Data records for software interfaces
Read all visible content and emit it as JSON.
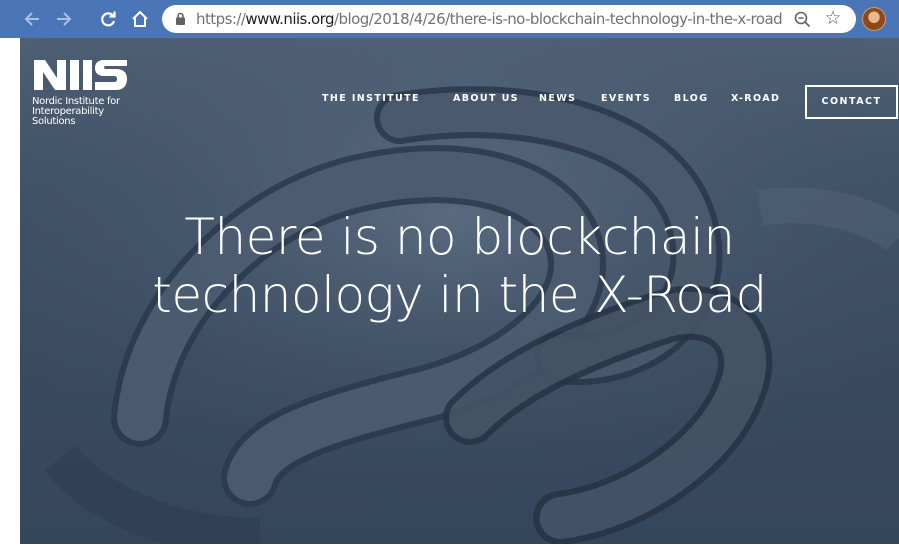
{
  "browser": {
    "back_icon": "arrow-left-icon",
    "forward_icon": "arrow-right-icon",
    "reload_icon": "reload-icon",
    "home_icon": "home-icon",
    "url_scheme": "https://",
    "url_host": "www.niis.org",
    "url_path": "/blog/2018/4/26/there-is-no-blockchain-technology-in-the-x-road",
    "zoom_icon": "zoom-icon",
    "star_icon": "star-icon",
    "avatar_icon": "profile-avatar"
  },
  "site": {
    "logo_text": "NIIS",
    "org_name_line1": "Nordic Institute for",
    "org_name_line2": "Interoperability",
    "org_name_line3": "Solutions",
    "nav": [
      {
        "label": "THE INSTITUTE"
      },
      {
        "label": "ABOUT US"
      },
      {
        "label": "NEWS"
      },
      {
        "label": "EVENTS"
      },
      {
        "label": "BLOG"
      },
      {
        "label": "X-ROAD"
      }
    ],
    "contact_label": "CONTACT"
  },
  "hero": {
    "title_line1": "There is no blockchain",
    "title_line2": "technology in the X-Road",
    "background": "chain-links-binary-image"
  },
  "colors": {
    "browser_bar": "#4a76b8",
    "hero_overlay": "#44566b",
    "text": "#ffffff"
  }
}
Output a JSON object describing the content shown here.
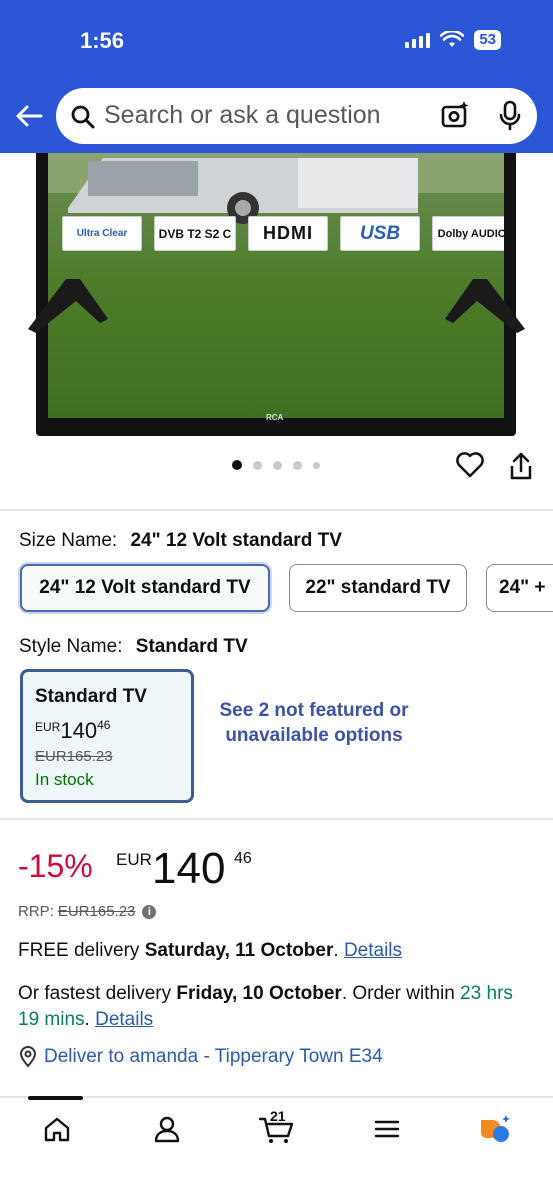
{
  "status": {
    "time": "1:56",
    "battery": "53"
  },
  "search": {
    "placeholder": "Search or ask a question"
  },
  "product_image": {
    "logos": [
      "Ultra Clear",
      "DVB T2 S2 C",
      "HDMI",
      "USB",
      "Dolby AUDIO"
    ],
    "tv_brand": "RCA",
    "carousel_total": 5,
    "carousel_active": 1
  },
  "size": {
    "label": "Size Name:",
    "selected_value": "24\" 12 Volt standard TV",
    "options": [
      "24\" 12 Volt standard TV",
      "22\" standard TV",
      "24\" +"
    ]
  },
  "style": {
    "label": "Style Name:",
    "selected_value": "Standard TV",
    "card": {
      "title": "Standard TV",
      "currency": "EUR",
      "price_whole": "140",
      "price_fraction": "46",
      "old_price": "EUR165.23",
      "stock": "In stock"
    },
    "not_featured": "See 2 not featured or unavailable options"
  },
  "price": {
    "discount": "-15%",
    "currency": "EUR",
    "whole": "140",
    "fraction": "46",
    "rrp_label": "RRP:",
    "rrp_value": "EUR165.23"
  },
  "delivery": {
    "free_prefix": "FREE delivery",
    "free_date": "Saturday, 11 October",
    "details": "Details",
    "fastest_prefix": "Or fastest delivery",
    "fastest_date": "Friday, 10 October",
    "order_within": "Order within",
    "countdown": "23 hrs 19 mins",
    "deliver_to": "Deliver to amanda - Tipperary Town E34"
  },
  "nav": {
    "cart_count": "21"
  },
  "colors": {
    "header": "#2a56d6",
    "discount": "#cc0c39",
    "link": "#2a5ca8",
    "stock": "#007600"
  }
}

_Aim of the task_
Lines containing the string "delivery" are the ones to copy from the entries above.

_Result for this task_
  "delivery": {
    "free_prefix": "FREE delivery",
    "fastest_prefix": "Or fastest delivery",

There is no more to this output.